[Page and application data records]
━━━

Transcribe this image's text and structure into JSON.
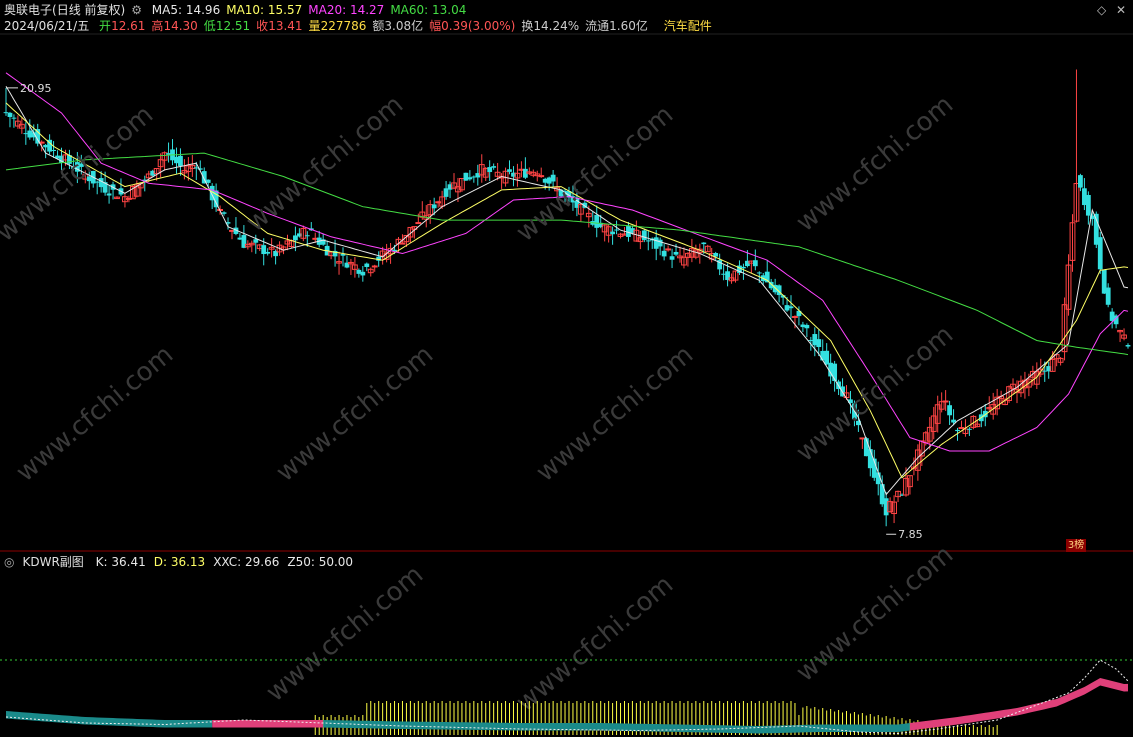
{
  "header": {
    "stock_name": "奥联电子",
    "period": "(日线 前复权)",
    "ma_labels": [
      {
        "text": "MA5: 14.96",
        "color": "#e8e8e8"
      },
      {
        "text": "MA10: 15.57",
        "color": "#ffff66"
      },
      {
        "text": "MA20: 14.27",
        "color": "#ff44ff"
      },
      {
        "text": "MA60: 13.04",
        "color": "#44dd44"
      }
    ],
    "date": "2024/06/21/五",
    "quote": [
      {
        "label": "开",
        "value": "12.61",
        "color": "#ff5555",
        "label_color": "#44dd44"
      },
      {
        "label": "高",
        "value": "14.30",
        "color": "#ff5555",
        "label_color": "#ff5555"
      },
      {
        "label": "低",
        "value": "12.51",
        "color": "#44dd44",
        "label_color": "#44dd44"
      },
      {
        "label": "收",
        "value": "13.41",
        "color": "#ff5555",
        "label_color": "#ff5555"
      },
      {
        "label": "量",
        "value": "227786",
        "color": "#ffdd44",
        "label_color": "#ffdd44"
      },
      {
        "label": "额",
        "value": "3.08亿",
        "color": "#cccccc",
        "label_color": "#cccccc"
      },
      {
        "label": "幅",
        "value": "0.39(3.00%)",
        "color": "#ff5555",
        "label_color": "#ff5555"
      },
      {
        "label": "换",
        "value": "14.24%",
        "color": "#cccccc",
        "label_color": "#cccccc"
      },
      {
        "label": "流通",
        "value": "1.60亿",
        "color": "#cccccc",
        "label_color": "#cccccc"
      }
    ],
    "sector": "汽车配件"
  },
  "sub_indicator": {
    "name": "KDWR副图",
    "values": [
      {
        "text": "K: 36.41",
        "color": "#e8e8e8"
      },
      {
        "text": "D: 36.13",
        "color": "#ffff66"
      },
      {
        "text": "XXC: 29.66",
        "color": "#e8e8e8"
      },
      {
        "text": "Z50: 50.00",
        "color": "#e8e8e8"
      }
    ]
  },
  "annotations": {
    "high_label": "20.95",
    "low_label": "7.85",
    "badge": "3榜",
    "watermark": "www.cfchi.com"
  },
  "colors": {
    "up": "#ff4444",
    "down": "#33e0e0",
    "ma5": "#e8e8e8",
    "ma10": "#ffff66",
    "ma20": "#ff44ff",
    "ma60": "#44dd44",
    "hist_yellow": "#ffff44",
    "band_teal": "#1a8a8a",
    "band_pink": "#e0407a"
  },
  "chart_data": {
    "type": "candlestick",
    "ylim": [
      7.2,
      22.5
    ],
    "high": 20.95,
    "low": 7.85,
    "close_anchors": [
      [
        0,
        20.2
      ],
      [
        8,
        19.4
      ],
      [
        16,
        18.7
      ],
      [
        24,
        18.0
      ],
      [
        30,
        17.7
      ],
      [
        36,
        18.3
      ],
      [
        40,
        19.0
      ],
      [
        45,
        18.5
      ],
      [
        48,
        18.7
      ],
      [
        54,
        17.2
      ],
      [
        60,
        16.3
      ],
      [
        68,
        16.0
      ],
      [
        76,
        16.7
      ],
      [
        82,
        16.0
      ],
      [
        90,
        15.5
      ],
      [
        98,
        16.2
      ],
      [
        106,
        17.2
      ],
      [
        112,
        18.0
      ],
      [
        120,
        18.5
      ],
      [
        126,
        18.3
      ],
      [
        134,
        18.5
      ],
      [
        140,
        17.8
      ],
      [
        150,
        16.8
      ],
      [
        160,
        16.5
      ],
      [
        170,
        15.8
      ],
      [
        176,
        16.2
      ],
      [
        182,
        15.3
      ],
      [
        188,
        15.7
      ],
      [
        200,
        14.0
      ],
      [
        206,
        12.9
      ],
      [
        212,
        11.7
      ],
      [
        218,
        9.7
      ],
      [
        222,
        8.3
      ],
      [
        226,
        8.9
      ],
      [
        232,
        10.5
      ],
      [
        236,
        11.7
      ],
      [
        240,
        10.7
      ],
      [
        246,
        11.1
      ],
      [
        254,
        12.0
      ],
      [
        262,
        12.5
      ],
      [
        266,
        13.0
      ],
      [
        270,
        18.2
      ],
      [
        274,
        17.0
      ],
      [
        278,
        14.3
      ],
      [
        282,
        13.4
      ]
    ],
    "ma_anchors": {
      "ma5": [
        [
          0,
          21
        ],
        [
          10,
          19.0
        ],
        [
          30,
          17.8
        ],
        [
          40,
          18.5
        ],
        [
          48,
          18.7
        ],
        [
          56,
          16.8
        ],
        [
          70,
          16.1
        ],
        [
          80,
          16.4
        ],
        [
          95,
          15.9
        ],
        [
          110,
          17.4
        ],
        [
          125,
          18.3
        ],
        [
          140,
          17.9
        ],
        [
          155,
          16.7
        ],
        [
          175,
          16.0
        ],
        [
          190,
          15.2
        ],
        [
          205,
          13.0
        ],
        [
          215,
          11.1
        ],
        [
          222,
          8.8
        ],
        [
          230,
          9.9
        ],
        [
          240,
          11.0
        ],
        [
          255,
          12.0
        ],
        [
          268,
          13.3
        ],
        [
          274,
          17.3
        ],
        [
          282,
          15.0
        ]
      ],
      "ma10": [
        [
          0,
          20.5
        ],
        [
          12,
          19.2
        ],
        [
          30,
          18.0
        ],
        [
          44,
          18.4
        ],
        [
          54,
          17.7
        ],
        [
          66,
          16.6
        ],
        [
          80,
          16.1
        ],
        [
          95,
          15.8
        ],
        [
          110,
          16.9
        ],
        [
          125,
          17.9
        ],
        [
          140,
          18.0
        ],
        [
          155,
          17.0
        ],
        [
          175,
          16.1
        ],
        [
          192,
          15.2
        ],
        [
          208,
          13.4
        ],
        [
          218,
          11.3
        ],
        [
          226,
          9.3
        ],
        [
          236,
          10.3
        ],
        [
          246,
          11.1
        ],
        [
          260,
          12.3
        ],
        [
          270,
          14.0
        ],
        [
          276,
          15.5
        ],
        [
          282,
          15.6
        ]
      ],
      "ma20": [
        [
          0,
          21.4
        ],
        [
          14,
          20.2
        ],
        [
          24,
          18.7
        ],
        [
          36,
          18.1
        ],
        [
          52,
          17.9
        ],
        [
          66,
          17.2
        ],
        [
          82,
          16.5
        ],
        [
          100,
          16.0
        ],
        [
          116,
          16.6
        ],
        [
          128,
          17.6
        ],
        [
          142,
          17.7
        ],
        [
          158,
          17.3
        ],
        [
          176,
          16.5
        ],
        [
          192,
          15.8
        ],
        [
          206,
          14.6
        ],
        [
          218,
          12.4
        ],
        [
          228,
          10.5
        ],
        [
          238,
          10.1
        ],
        [
          248,
          10.1
        ],
        [
          260,
          10.8
        ],
        [
          268,
          11.8
        ],
        [
          276,
          13.6
        ],
        [
          282,
          14.3
        ]
      ],
      "ma60": [
        [
          0,
          18.5
        ],
        [
          20,
          18.8
        ],
        [
          50,
          19.0
        ],
        [
          70,
          18.3
        ],
        [
          90,
          17.4
        ],
        [
          110,
          17.0
        ],
        [
          140,
          17.0
        ],
        [
          170,
          16.7
        ],
        [
          200,
          16.2
        ],
        [
          225,
          15.2
        ],
        [
          245,
          14.3
        ],
        [
          260,
          13.4
        ],
        [
          270,
          13.2
        ],
        [
          282,
          13.0
        ]
      ]
    },
    "sub_chart": {
      "ylim": [
        0,
        110
      ],
      "z50_line": 50,
      "k_anchors": [
        [
          0,
          12
        ],
        [
          20,
          8
        ],
        [
          40,
          7
        ],
        [
          60,
          10
        ],
        [
          80,
          8
        ],
        [
          100,
          6
        ],
        [
          130,
          4
        ],
        [
          160,
          3
        ],
        [
          180,
          4
        ],
        [
          200,
          6
        ],
        [
          215,
          2
        ],
        [
          225,
          1
        ],
        [
          235,
          4
        ],
        [
          250,
          10
        ],
        [
          262,
          22
        ],
        [
          268,
          28
        ],
        [
          272,
          38
        ],
        [
          276,
          50
        ],
        [
          280,
          44
        ],
        [
          283,
          36
        ]
      ],
      "band_anchors": [
        [
          0,
          12
        ],
        [
          20,
          8
        ],
        [
          40,
          6
        ],
        [
          60,
          6
        ],
        [
          80,
          6
        ],
        [
          100,
          5
        ],
        [
          130,
          4
        ],
        [
          150,
          4
        ],
        [
          170,
          3
        ],
        [
          190,
          2
        ],
        [
          205,
          3
        ],
        [
          225,
          3
        ],
        [
          240,
          8
        ],
        [
          255,
          14
        ],
        [
          265,
          20
        ],
        [
          272,
          28
        ],
        [
          276,
          34
        ],
        [
          282,
          30
        ]
      ]
    }
  }
}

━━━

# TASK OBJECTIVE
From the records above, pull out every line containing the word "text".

# TASK OUTPUT
Transcribe this image's text and structure into JSON.
        "text": "MA5: 14.96",
        "text": "MA10: 15.57",
        "text": "MA20: 14.27",
        "text": "MA60: 13.04",
        "text": "K: 36.41",
        "text": "D: 36.13",
        "text": "XXC: 29.66",
        "text": "Z50: 50.00",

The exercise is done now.